**Task to carry out**: A faithful, word-for-word copy of the records is required, and it must contain no pictures.

Data records:
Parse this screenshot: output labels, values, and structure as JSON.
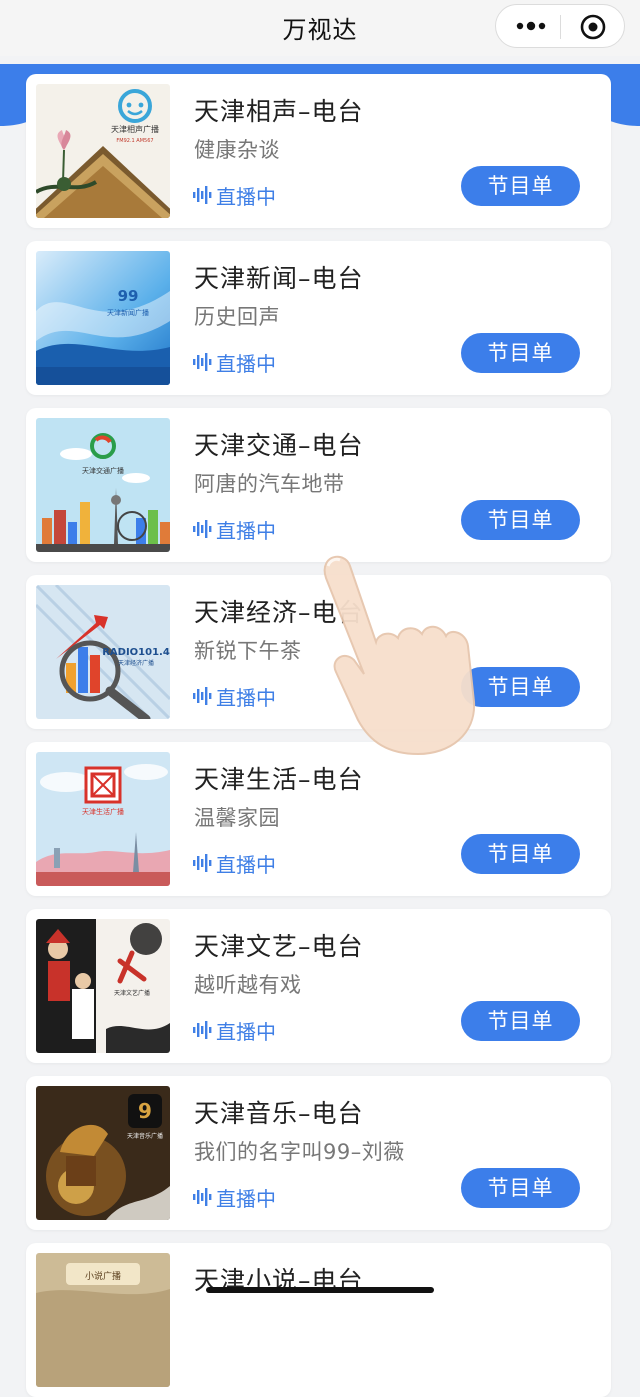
{
  "app": {
    "title": "万视达"
  },
  "stations": [
    {
      "name": "天津相声–电台",
      "program": "健康杂谈",
      "live_label": "直播中",
      "button_label": "节目单",
      "thumb": "crosstalk-radio-art"
    },
    {
      "name": "天津新闻–电台",
      "program": "历史回声",
      "live_label": "直播中",
      "button_label": "节目单",
      "thumb": "news-radio-art"
    },
    {
      "name": "天津交通–电台",
      "program": "阿唐的汽车地带",
      "live_label": "直播中",
      "button_label": "节目单",
      "thumb": "traffic-radio-art"
    },
    {
      "name": "天津经济–电台",
      "program": "新锐下午茶",
      "live_label": "直播中",
      "button_label": "节目单",
      "thumb": "economy-radio-art"
    },
    {
      "name": "天津生活–电台",
      "program": "温馨家园",
      "live_label": "直播中",
      "button_label": "节目单",
      "thumb": "life-radio-art"
    },
    {
      "name": "天津文艺–电台",
      "program": "越听越有戏",
      "live_label": "直播中",
      "button_label": "节目单",
      "thumb": "arts-radio-art"
    },
    {
      "name": "天津音乐–电台",
      "program": "我们的名字叫99–刘薇",
      "live_label": "直播中",
      "button_label": "节目单",
      "thumb": "music-radio-art"
    },
    {
      "name": "天津小说–电台",
      "program": "",
      "live_label": "",
      "button_label": "",
      "thumb": "novel-radio-art"
    }
  ],
  "logos": {
    "crosstalk": "天津相声广播",
    "crosstalk_freq": "FM92.1 AM567",
    "news": "天津新闻广播",
    "traffic": "天津交通广播",
    "economy": "RADIO101.4",
    "economy_sub": "天津经济广播",
    "life": "天津生活广播",
    "arts": "天津文艺广播",
    "music": "天津音乐广播",
    "novel": "小说广播"
  },
  "colors": {
    "accent": "#3c7eea",
    "live_text": "#3f7fe6",
    "background": "#f2f3f5"
  }
}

**Solution to this problem**:
Parse this screenshot: output labels, values, and structure as JSON.
{
  "app": {
    "title": "万视达"
  },
  "stations": [
    {
      "name": "天津相声–电台",
      "program": "健康杂谈",
      "live_label": "直播中",
      "button_label": "节目单",
      "thumb": "crosstalk-radio-art"
    },
    {
      "name": "天津新闻–电台",
      "program": "历史回声",
      "live_label": "直播中",
      "button_label": "节目单",
      "thumb": "news-radio-art"
    },
    {
      "name": "天津交通–电台",
      "program": "阿唐的汽车地带",
      "live_label": "直播中",
      "button_label": "节目单",
      "thumb": "traffic-radio-art"
    },
    {
      "name": "天津经济–电台",
      "program": "新锐下午茶",
      "live_label": "直播中",
      "button_label": "节目单",
      "thumb": "economy-radio-art"
    },
    {
      "name": "天津生活–电台",
      "program": "温馨家园",
      "live_label": "直播中",
      "button_label": "节目单",
      "thumb": "life-radio-art"
    },
    {
      "name": "天津文艺–电台",
      "program": "越听越有戏",
      "live_label": "直播中",
      "button_label": "节目单",
      "thumb": "arts-radio-art"
    },
    {
      "name": "天津音乐–电台",
      "program": "我们的名字叫99–刘薇",
      "live_label": "直播中",
      "button_label": "节目单",
      "thumb": "music-radio-art"
    },
    {
      "name": "天津小说–电台",
      "program": "",
      "live_label": "",
      "button_label": "",
      "thumb": "novel-radio-art"
    }
  ],
  "logos": {
    "crosstalk": "天津相声广播",
    "crosstalk_freq": "FM92.1 AM567",
    "news": "天津新闻广播",
    "traffic": "天津交通广播",
    "economy": "RADIO101.4",
    "economy_sub": "天津经济广播",
    "life": "天津生活广播",
    "arts": "天津文艺广播",
    "music": "天津音乐广播",
    "novel": "小说广播"
  },
  "colors": {
    "accent": "#3c7eea",
    "live_text": "#3f7fe6",
    "background": "#f2f3f5"
  }
}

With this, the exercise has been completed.